So each of these cloud service providers needs differentiated and therefore custom solutions. But the volume of parts they need, while high, is probably not sufficient to justify the NREs demanded by ASIC options. And more to the point, whatever they build this year may need to be improved next year and they year after that … What they need is configurable network interface cards (NICs) but sufficiently configurable that they can’t buy cost-effective options off-the-shelf. That points fairly obviously to the advantages of an FPGA-based solution, which is exactly why Microsoft is using Intel/Altera FPGAs.

A good example of how a custom networking solution can optimize performance over standard NIC solutions is in remote DMA (RDMA) access between CPUs. Think about a typical tree configuration for a conventional local area network (LAN). North-south communication in the LAN, directly from root to leaves or vice-versa, is efficient requiring potentially only a single hop. But east-west traffic, between leaves, is much less efficient since each such transaction requires multiple hops. Standard NICs will always hand processing off to the system controller and these transactions, which will be common in RDMA, create additional system burden and drag down overall performance. This is where a custom solution to handle east-west transaction can offload traffic from the system and deliver higher overall performance.

Security is as much of a moving target as networking performance.
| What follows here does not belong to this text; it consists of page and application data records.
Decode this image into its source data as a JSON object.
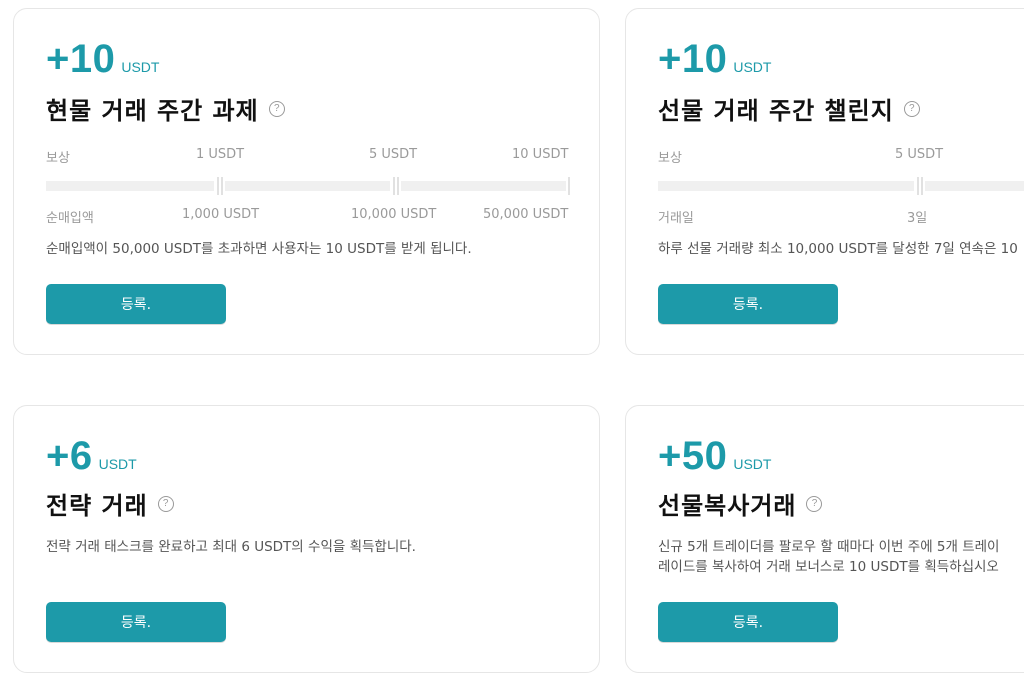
{
  "cards": [
    {
      "amount": "+10",
      "unit": "USDT",
      "title": "현물 거래 주간 과제",
      "reward_label": "보상",
      "reward_values": [
        "1 USDT",
        "5 USDT",
        "10 USDT"
      ],
      "condition_label": "순매입액",
      "condition_values": [
        "1,000 USDT",
        "10,000 USDT",
        "50,000 USDT"
      ],
      "description": "순매입액이 50,000 USDT를 초과하면 사용자는 10 USDT를 받게 됩니다.",
      "button": "등록."
    },
    {
      "amount": "+10",
      "unit": "USDT",
      "title": "선물 거래 주간 챌린지",
      "reward_label": "보상",
      "reward_values": [
        "5 USDT"
      ],
      "condition_label": "거래일",
      "condition_values": [
        "3일"
      ],
      "description": "하루 선물 거래량 최소 10,000 USDT를 달성한 7일 연속은 10",
      "button": "등록."
    },
    {
      "amount": "+6",
      "unit": "USDT",
      "title": "전략 거래",
      "description": "전략 거래 태스크를 완료하고 최대 6 USDT의 수익을 획득합니다.",
      "button": "등록."
    },
    {
      "amount": "+50",
      "unit": "USDT",
      "title": "선물복사거래",
      "description_lines": [
        "신규 5개 트레이더를 팔로우 할 때마다 이번 주에 5개 트레이",
        "레이드를 복사하여 거래 보너스로 10 USDT를 획득하십시오"
      ],
      "button": "등록."
    }
  ],
  "colors": {
    "accent": "#1d9aa9",
    "muted": "#9a9a9a",
    "bar_track": "#f0f0f0"
  },
  "icons": {
    "help": "question-circle-icon"
  }
}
Encryption in communication between virtual machines is becoming increasingly common, as are methods to detect intrusion and prevent data loss. These capabilities could be implemented in software running on system host but that burns system cycles which aren’t going to the client application and which can chip away at competitive advantage, or fail to live up to committed service level agreements. Again a better solution in some cases can be to offload this compute into dedicated engines, not only to reduce impact on system load but also to provide a level of development and maintenance independence (and possibly additional security) in separating security functions from the VM system.

Achronix also talk about roles their solution can play in Network Functions Virtualization (NFV), from assistance with test and measurement in software defined networking (SDN) scenarios to providing an offload platform for NFV computation.
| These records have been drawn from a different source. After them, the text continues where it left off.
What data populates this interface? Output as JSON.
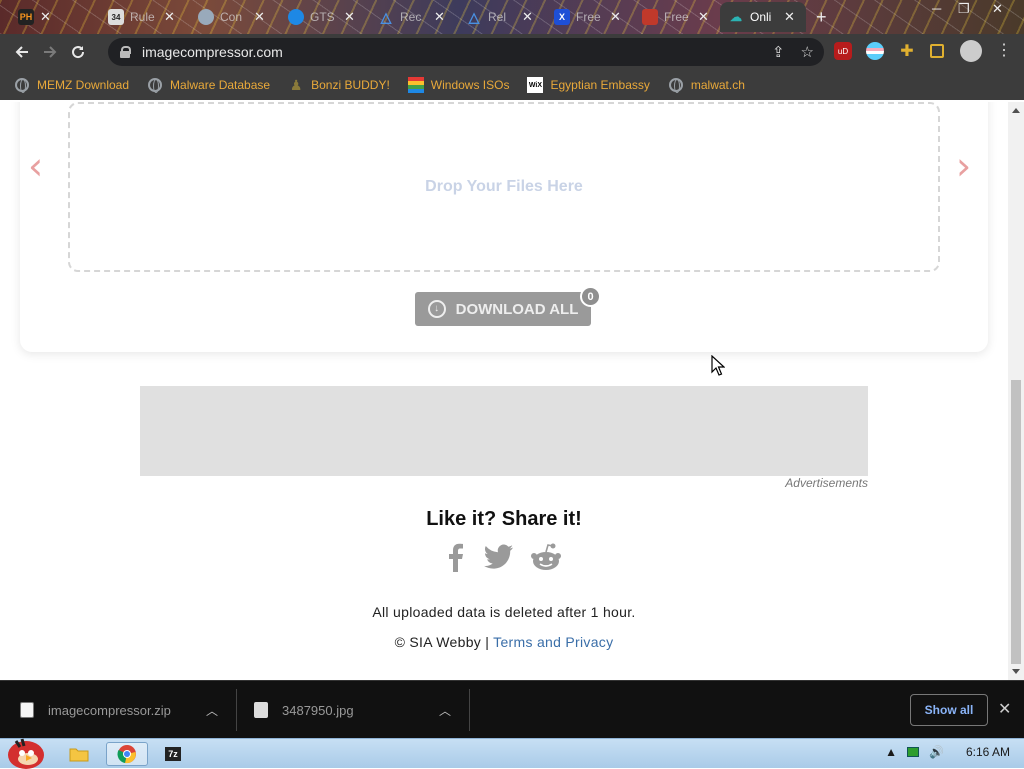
{
  "browser": {
    "tabs": [
      {
        "label": "PH",
        "icon": "ph-icon",
        "color": "#f7931e"
      },
      {
        "label": "Rule",
        "icon": "rule34-icon",
        "color": "#2b7a2b"
      },
      {
        "label": "Con",
        "icon": "con-icon",
        "color": "#9ab"
      },
      {
        "label": "GTS",
        "icon": "gts-icon",
        "color": "#1e88e5"
      },
      {
        "label": "Rec",
        "icon": "recaptcha-icon",
        "color": "#4a90e2"
      },
      {
        "label": "Rel",
        "icon": "rel-icon",
        "color": "#4a90e2"
      },
      {
        "label": "Free",
        "icon": "x-icon",
        "color": "#1e4fd6"
      },
      {
        "label": "Free",
        "icon": "free-icon",
        "color": "#c0392b"
      },
      {
        "label": "Onli",
        "icon": "imagecompressor-icon",
        "color": "#2bb3b3",
        "active": true
      }
    ],
    "new_tab": "+",
    "url": "imagecompressor.com",
    "bookmarks": [
      {
        "label": "MEMZ Download",
        "icon": "globe-icon"
      },
      {
        "label": "Malware Database",
        "icon": "globe-icon"
      },
      {
        "label": "Bonzi BUDDY!",
        "icon": "bonzi-icon"
      },
      {
        "label": "Windows ISOs",
        "icon": "windows-flag-icon"
      },
      {
        "label": "Egyptian Embassy",
        "icon": "wix-icon"
      },
      {
        "label": "malwat.ch",
        "icon": "globe-icon"
      }
    ]
  },
  "page": {
    "dropzone_text": "Drop Your Files Here",
    "download_all_label": "DOWNLOAD ALL",
    "download_count": "0",
    "ad_label": "Advertisements",
    "share_title": "Like it? Share it!",
    "deleted_notice": "All uploaded data is deleted after 1 hour.",
    "copyright_prefix": "© SIA Webby | ",
    "terms_link": "Terms and Privacy"
  },
  "downloads": {
    "items": [
      {
        "name": "imagecompressor.zip",
        "icon": "zip-file-icon"
      },
      {
        "name": "3487950.jpg",
        "icon": "image-file-icon"
      }
    ],
    "show_all_label": "Show all"
  },
  "taskbar": {
    "clock": "6:16 AM"
  }
}
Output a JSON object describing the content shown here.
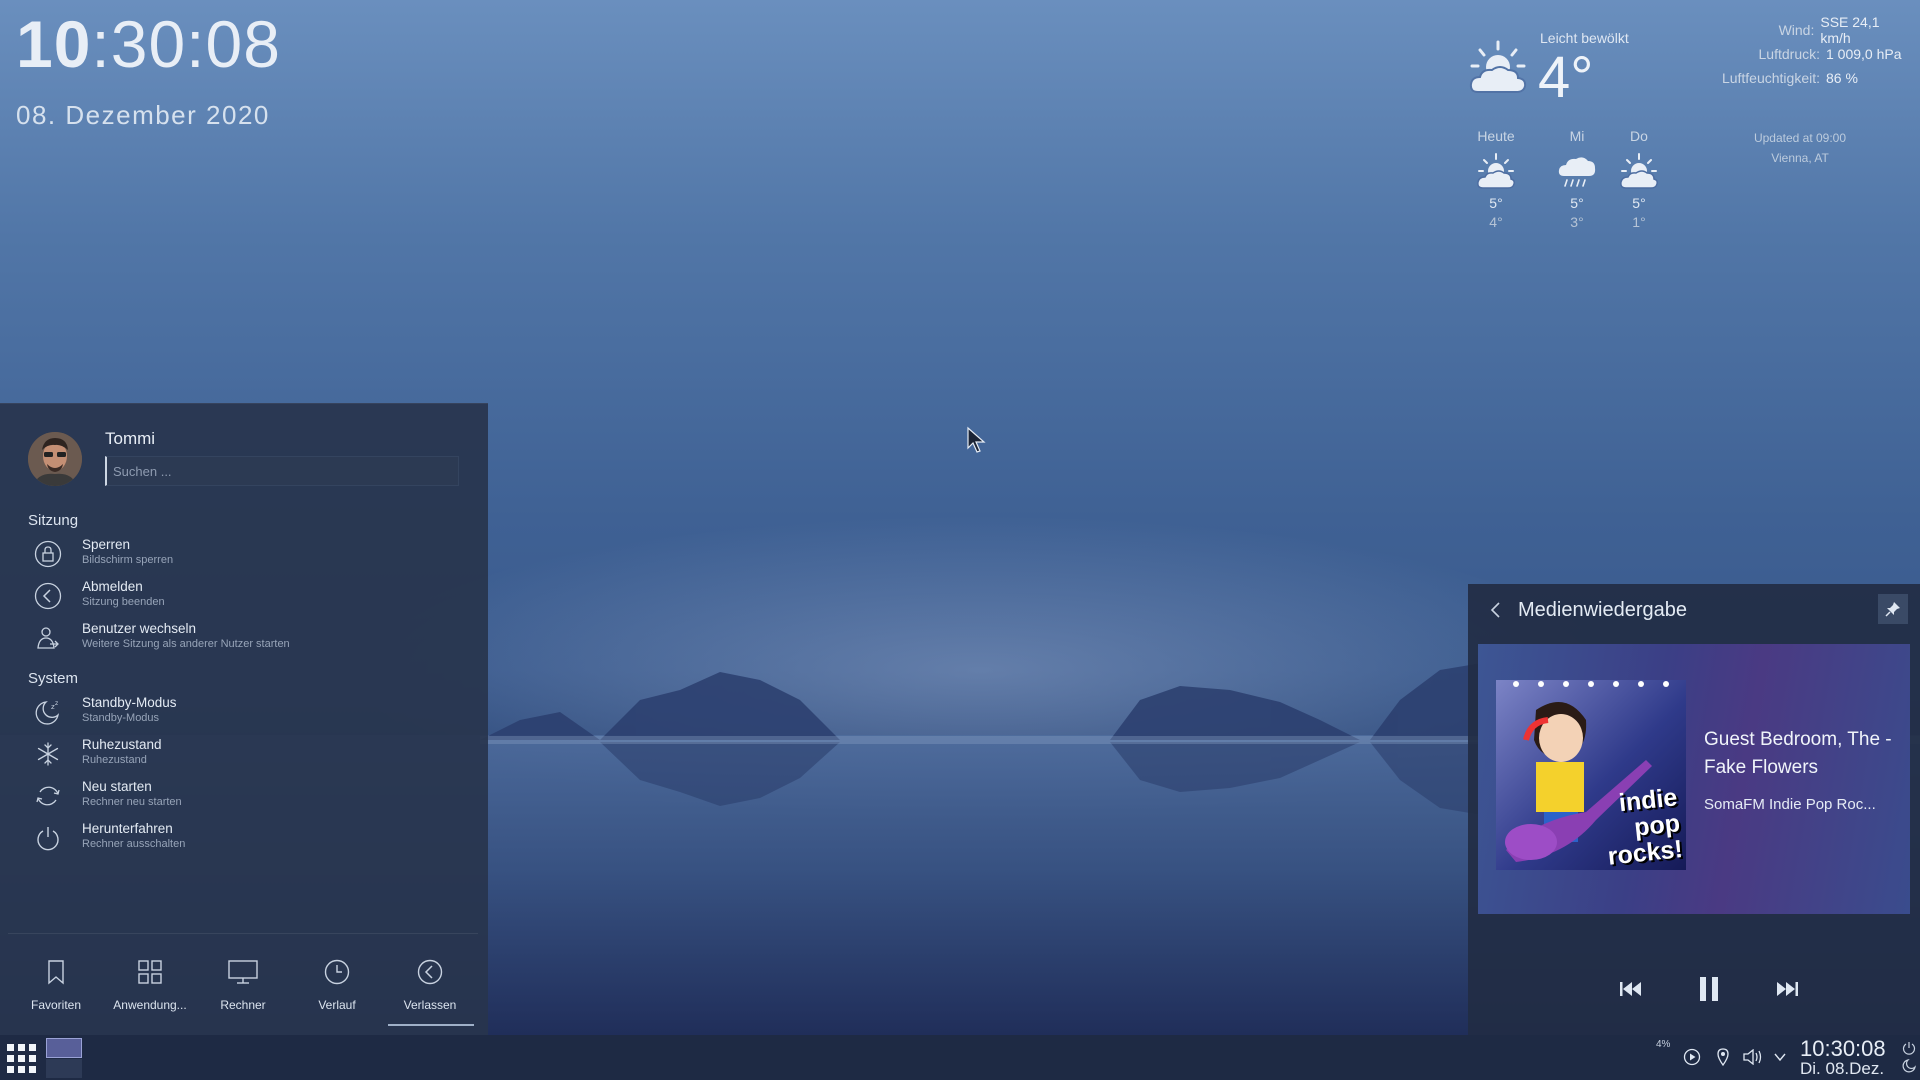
{
  "desktop": {
    "clock": {
      "hours": "10",
      "rest": ":30:08",
      "date": "08. Dezember 2020"
    }
  },
  "weather": {
    "condition": "Leicht bewölkt",
    "temperature": "4°",
    "details": [
      {
        "label": "Wind:",
        "value": "SSE 24,1 km/h"
      },
      {
        "label": "Luftdruck:",
        "value": "1 009,0 hPa"
      },
      {
        "label": "Luftfeuchtigkeit:",
        "value": "86 %"
      }
    ],
    "updated": "Updated at 09:00",
    "location": "Vienna, AT",
    "forecast": [
      {
        "day": "Heute",
        "icon": "partly-cloudy-day-icon",
        "high": "5°",
        "low": "4°"
      },
      {
        "day": "Mi",
        "icon": "rain-icon",
        "high": "5°",
        "low": "3°"
      },
      {
        "day": "Do",
        "icon": "partly-cloudy-day-icon",
        "high": "5°",
        "low": "1°"
      }
    ]
  },
  "menu": {
    "user": "Tommi",
    "search_placeholder": "Suchen ...",
    "section_session": "Sitzung",
    "section_system": "System",
    "session_items": [
      {
        "title": "Sperren",
        "subtitle": "Bildschirm sperren",
        "icon": "lock-icon"
      },
      {
        "title": "Abmelden",
        "subtitle": "Sitzung beenden",
        "icon": "logout-icon"
      },
      {
        "title": "Benutzer wechseln",
        "subtitle": "Weitere Sitzung als anderer Nutzer starten",
        "icon": "switch-user-icon"
      }
    ],
    "system_items": [
      {
        "title": "Standby-Modus",
        "subtitle": "Standby-Modus",
        "icon": "standby-icon"
      },
      {
        "title": "Ruhezustand",
        "subtitle": "Ruhezustand",
        "icon": "hibernate-icon"
      },
      {
        "title": "Neu starten",
        "subtitle": "Rechner neu starten",
        "icon": "restart-icon"
      },
      {
        "title": "Herunterfahren",
        "subtitle": "Rechner ausschalten",
        "icon": "power-icon"
      }
    ],
    "tabs": [
      {
        "label": "Favoriten",
        "icon": "bookmark-icon"
      },
      {
        "label": "Anwendung...",
        "icon": "grid-icon"
      },
      {
        "label": "Rechner",
        "icon": "computer-icon"
      },
      {
        "label": "Verlauf",
        "icon": "clock-icon"
      },
      {
        "label": "Verlassen",
        "icon": "leave-icon"
      }
    ],
    "active_tab": "Verlassen"
  },
  "media": {
    "title": "Medienwiedergabe",
    "track": "Guest Bedroom, The - Fake Flowers",
    "station": "SomaFM Indie Pop Roc...",
    "album_art_text": [
      "indie",
      "pop",
      "rocks!"
    ],
    "state": "playing"
  },
  "taskbar": {
    "tray_percent": "4%",
    "time": "10:30:08",
    "date": "Di. 08.Dez."
  }
}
This is an exciting and rapidly growing domain. As we offload more and more of our local computation to the cloud, we expect to get higher performance at reasonable cost and, in most cases, with very high security. Effectively managing communication within the cloud is a big part of what will continue to grow cloud appeal; configurable, differentiable solutions based on platforms like the Accelerator-6D will be an important component in delivering that appeal. You can read more about Achronix’ Accelerator-6D solution HERE.